Jesse gave me a book called What It Is by Lynda Barry, as a spontaneous gift. He said that reading it felt like talking to me, and I can see that, because for me reading it feels like being inside of my brain. It's the sort of book I'll have to read twice: Once to absorb it all, and the second time to put into practice the questions and exercises.
There is a part that touches on things we wish we could do, often as children, wishing we could draw, or sing, or dance, or write stories, or act, and so on. Barry questions the reader, "Do you wish you could draw? What do you think it would be like?" Similarly, what do you imagine being able to sing would feel like? I answered along as I read through, and noticed a similarity that I hadn't before.

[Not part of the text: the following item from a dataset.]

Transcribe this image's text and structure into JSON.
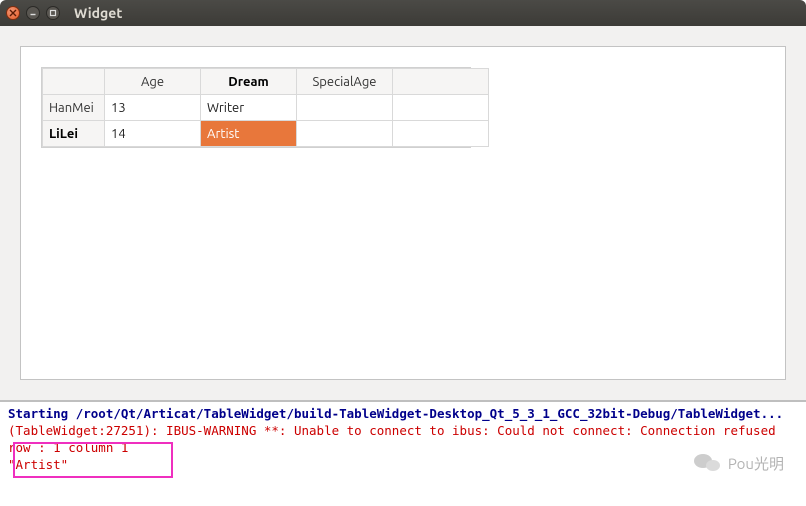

"I would feel free," I thought. I think that being able to sing, or to dance, would make me feel a certain, unique freedom. I think that many people who wish they could draw imagine that it would feel the same way. Isn't that interesting? What's that all about?
I remember riding on the ACTS bus with Monica Hardin as a sophomore in high school, and we would badger her to sing for us. I remember thinking, "if I could sing like that, I would sing all the time!" I also remember stopping suddenly after that thought, and remembering all the times people had complimented my drawing, saying "if I could draw like that, I would draw all the time!" Interesting.
There seemed to be a disparity in the reality (my being able to draw already) and the perception of what it must be like to be able to (probably similar to my perception of what it would be like to sing). I think it's similar to the idea of not being able to fly. We often wish we could fly, and dream about it, and yearn for it, but I think it's important that we can't. The feeling of yearning is an experience in and of itself that can be appreciated and taken for granted. If we COULD fly, it would mean something different to us.
I feel like I'm scratching the service on some insight or another, and that there is deeper digging to do. I haven't pieced all these thoughts together quite yet, but I have them all in the same net.